  3. Sedatives. A remote injector or dart gun is ideal for this option though some sedative can be hidden in fresh raw meat, ideally human flesh. Sedatives to try include a combination of alpha2-agonists, ketamine, and alfaxalone. The benzodiazepines should be avoided as they can disinhibit aggression.
  4. Euthanasia. It is technically possible to kill werewolves in usual mundane ways such as beheading, exsanguination or blue juice but they are much more resilient and this would be risking health and safety by these methods. It is therefore recommended to use a silver bullet. This should be regarded as the gold-standard method of euthanasia of a werewolf.

Preventative healthcare

  • Ectoparasite prevention – Recommended for free roaming werewolves otherwise they may bring fleas and ticks home.
  • Endoparasite treatment – They need to be treated with anthelmintics for gastrointestinal worms due to their preference for the consumption of raw meat. Remember to also treat for lungworm as a persistent dry cough can have negative social effects in humans.
  • It is not recommended that werewolves are allowed bones of any type as these are likely to lead to fractured teeth as evidenced by the high incidence of these traumas in the mouths of wild wolves. If considering root canal work on a werewolf it is imperative to avoid any amalgams containing silver or mercury as these will be detrimental to the patient, possibly to the point of fatality.
  • Vaccinations. Not only should werewolves have the full range of human vaccinations (especially tetanus), they need to be vaccinated against the diseases of wolves. In this practice we use dog vaccines to protect against distemper, parvovirus and infectious hepatitis. In other countries rabies vaccines are mandatory.
  • Nail clipping. Don’t bother.

There is no permanent cure available to stop a werewolf from transforming into the wolf form or cures the curse permanently but as most of the month the werewolf behaves and acts almost entirely like a human, is it ethical to consider curing these of their ‘disease’?

Health and safety for veterinary staff

Veterinary staff must avoid getting bitten at all costs. Leather gauntlets should be accessorised with leather corsets for the ladies and a full length leather trench coat for the men; these afford protection and a professional appearance when dealing with werewolves. The largest of dog muzzles you have in the practice may fit a werewolf but there is no practical way of fitting one to a live werewolf. Cages that are large enough to contain a fierce and strong an animal and ideally contain them against the bars for injection are ideal – the closest I have seen have been large cat handing facilities that may be found in zoos and safari parks. For the first aid of werewolf wounds, silver dressings or silver sulfadiazine cream (Flamazine) should be applied as soon as possible as there is anecdotal evidence of efficacy in preventing transmission.

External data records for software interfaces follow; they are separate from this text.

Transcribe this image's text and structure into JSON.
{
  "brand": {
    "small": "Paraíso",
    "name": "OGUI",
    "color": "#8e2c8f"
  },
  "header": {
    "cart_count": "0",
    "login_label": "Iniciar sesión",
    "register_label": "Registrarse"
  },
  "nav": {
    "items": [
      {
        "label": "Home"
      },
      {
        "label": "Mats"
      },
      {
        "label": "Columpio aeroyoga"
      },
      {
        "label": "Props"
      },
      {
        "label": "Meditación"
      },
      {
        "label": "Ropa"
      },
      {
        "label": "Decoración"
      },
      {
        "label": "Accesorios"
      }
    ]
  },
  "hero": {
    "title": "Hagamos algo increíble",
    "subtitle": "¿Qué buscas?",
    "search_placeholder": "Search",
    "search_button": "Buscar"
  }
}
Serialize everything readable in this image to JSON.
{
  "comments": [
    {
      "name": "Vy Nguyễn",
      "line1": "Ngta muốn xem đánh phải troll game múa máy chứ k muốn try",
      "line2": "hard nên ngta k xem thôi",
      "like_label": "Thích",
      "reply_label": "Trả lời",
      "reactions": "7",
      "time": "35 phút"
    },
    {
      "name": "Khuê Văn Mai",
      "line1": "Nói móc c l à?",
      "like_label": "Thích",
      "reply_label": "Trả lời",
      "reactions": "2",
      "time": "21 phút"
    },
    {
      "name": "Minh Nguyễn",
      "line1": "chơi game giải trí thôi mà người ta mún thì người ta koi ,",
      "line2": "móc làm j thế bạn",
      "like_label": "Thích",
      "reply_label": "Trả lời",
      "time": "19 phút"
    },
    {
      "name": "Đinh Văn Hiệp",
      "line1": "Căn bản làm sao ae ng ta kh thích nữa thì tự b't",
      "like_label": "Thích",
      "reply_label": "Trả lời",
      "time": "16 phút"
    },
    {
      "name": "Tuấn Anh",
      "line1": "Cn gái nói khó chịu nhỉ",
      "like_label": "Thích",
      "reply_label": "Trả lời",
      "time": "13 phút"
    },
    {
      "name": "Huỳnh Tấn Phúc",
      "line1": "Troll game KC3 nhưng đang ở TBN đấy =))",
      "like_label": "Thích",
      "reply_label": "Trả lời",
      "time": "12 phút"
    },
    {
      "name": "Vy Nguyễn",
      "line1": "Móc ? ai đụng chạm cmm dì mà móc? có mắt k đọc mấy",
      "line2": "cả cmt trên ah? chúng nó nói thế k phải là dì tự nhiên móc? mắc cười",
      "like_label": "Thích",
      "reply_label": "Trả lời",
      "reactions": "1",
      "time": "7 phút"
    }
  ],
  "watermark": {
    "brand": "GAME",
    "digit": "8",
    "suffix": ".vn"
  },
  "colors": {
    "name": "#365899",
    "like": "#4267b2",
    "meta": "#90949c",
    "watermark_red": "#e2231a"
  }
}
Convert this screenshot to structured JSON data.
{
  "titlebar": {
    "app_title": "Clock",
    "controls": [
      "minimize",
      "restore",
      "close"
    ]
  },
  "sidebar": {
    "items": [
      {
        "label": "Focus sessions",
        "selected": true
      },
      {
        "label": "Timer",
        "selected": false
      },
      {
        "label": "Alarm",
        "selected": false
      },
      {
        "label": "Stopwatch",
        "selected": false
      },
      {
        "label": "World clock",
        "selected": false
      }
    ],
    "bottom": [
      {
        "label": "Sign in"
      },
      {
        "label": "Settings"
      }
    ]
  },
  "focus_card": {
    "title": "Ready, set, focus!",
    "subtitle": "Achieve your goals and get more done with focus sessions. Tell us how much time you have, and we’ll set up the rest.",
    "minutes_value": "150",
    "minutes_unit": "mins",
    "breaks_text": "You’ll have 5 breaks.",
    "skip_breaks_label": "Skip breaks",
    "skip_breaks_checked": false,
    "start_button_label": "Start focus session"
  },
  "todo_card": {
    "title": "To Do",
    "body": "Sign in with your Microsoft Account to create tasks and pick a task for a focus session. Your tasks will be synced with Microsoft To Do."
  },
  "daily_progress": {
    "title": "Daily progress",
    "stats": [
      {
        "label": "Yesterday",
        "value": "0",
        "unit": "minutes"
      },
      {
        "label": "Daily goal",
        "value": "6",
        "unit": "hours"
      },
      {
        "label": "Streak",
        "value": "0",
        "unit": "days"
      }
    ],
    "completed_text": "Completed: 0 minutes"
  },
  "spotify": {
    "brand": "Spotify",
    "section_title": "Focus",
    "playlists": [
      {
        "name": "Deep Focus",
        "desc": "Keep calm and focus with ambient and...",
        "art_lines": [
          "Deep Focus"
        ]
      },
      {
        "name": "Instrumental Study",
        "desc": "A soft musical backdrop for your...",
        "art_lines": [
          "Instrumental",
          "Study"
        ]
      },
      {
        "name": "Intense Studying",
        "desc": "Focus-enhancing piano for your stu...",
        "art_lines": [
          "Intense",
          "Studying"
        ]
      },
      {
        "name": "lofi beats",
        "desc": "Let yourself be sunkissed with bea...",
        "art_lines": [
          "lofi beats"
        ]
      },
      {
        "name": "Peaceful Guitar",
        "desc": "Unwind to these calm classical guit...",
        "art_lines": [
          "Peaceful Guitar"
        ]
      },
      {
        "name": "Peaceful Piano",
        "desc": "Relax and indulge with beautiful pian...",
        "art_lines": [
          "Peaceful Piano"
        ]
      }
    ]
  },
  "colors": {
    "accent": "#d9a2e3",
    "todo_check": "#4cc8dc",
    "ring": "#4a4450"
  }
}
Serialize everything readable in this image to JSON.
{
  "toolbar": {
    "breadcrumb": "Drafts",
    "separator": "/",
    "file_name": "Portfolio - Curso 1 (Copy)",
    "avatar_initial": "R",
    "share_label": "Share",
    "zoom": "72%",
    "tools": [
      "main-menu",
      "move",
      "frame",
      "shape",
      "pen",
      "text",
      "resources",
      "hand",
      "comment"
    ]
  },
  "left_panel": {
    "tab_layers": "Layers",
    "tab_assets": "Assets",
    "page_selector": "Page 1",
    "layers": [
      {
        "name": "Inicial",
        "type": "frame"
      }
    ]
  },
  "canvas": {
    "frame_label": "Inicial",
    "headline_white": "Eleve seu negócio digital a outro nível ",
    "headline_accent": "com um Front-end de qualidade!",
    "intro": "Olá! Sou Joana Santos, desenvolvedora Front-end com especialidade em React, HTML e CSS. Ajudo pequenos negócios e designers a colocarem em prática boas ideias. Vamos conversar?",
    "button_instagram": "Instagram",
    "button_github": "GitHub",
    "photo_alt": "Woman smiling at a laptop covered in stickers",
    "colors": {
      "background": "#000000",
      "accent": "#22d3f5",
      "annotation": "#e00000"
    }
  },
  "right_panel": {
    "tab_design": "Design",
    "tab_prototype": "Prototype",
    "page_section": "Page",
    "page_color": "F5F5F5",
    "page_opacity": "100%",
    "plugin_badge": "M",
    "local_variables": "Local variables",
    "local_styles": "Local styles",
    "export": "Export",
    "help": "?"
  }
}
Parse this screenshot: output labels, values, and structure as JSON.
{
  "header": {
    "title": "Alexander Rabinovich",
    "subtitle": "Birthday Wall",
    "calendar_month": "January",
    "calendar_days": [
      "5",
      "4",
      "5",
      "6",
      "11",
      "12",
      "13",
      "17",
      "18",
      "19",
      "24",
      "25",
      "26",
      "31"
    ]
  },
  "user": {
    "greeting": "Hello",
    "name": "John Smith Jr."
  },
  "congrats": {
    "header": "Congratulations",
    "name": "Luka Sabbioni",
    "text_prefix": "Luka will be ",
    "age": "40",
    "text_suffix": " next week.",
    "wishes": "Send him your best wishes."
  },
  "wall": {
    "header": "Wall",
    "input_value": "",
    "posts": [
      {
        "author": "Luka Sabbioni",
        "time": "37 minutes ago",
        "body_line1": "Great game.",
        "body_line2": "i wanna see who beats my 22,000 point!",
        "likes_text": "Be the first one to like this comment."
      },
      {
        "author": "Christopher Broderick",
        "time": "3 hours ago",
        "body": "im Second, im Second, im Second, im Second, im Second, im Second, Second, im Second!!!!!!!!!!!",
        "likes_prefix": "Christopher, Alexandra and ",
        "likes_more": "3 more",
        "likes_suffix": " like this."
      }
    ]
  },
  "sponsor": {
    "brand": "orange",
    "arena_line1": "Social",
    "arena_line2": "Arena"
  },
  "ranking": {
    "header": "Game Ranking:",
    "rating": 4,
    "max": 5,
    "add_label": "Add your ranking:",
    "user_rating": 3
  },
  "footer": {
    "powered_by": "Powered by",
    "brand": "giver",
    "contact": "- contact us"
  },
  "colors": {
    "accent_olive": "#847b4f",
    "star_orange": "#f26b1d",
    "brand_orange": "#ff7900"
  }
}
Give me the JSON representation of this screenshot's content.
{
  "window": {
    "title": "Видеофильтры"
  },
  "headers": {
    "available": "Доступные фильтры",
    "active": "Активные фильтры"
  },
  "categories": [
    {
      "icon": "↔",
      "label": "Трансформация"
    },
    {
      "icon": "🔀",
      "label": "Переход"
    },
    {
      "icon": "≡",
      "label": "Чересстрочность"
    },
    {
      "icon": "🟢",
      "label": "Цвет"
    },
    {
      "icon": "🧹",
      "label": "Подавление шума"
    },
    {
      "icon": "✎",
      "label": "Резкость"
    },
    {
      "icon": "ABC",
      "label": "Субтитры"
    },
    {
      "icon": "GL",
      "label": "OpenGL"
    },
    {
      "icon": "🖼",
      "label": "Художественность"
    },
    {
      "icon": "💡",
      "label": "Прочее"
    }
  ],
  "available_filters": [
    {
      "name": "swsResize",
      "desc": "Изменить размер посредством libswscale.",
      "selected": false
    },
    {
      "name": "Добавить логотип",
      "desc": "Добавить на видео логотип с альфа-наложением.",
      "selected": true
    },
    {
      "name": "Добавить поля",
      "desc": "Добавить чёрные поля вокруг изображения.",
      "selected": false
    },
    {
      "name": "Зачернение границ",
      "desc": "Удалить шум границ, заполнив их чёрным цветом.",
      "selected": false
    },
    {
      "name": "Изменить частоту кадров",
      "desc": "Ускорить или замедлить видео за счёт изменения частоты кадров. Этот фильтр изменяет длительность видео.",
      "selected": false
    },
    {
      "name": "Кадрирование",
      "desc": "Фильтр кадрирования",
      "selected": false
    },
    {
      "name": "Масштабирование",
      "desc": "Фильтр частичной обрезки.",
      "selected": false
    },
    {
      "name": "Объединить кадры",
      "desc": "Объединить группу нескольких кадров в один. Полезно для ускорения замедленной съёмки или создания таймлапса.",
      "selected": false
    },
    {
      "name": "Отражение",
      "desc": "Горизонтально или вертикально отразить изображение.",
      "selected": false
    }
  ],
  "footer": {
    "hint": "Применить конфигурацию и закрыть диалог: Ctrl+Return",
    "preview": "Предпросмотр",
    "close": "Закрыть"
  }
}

As can be seen from these guidelines, there is much we still need to understand about werewolves to identify their unique anatomy and physiology and therefore optimise their treatment. This, however, should not deter veterinary staff in considering the handling and treatment of these animals if the need arises and undertaking full health and safety considerations.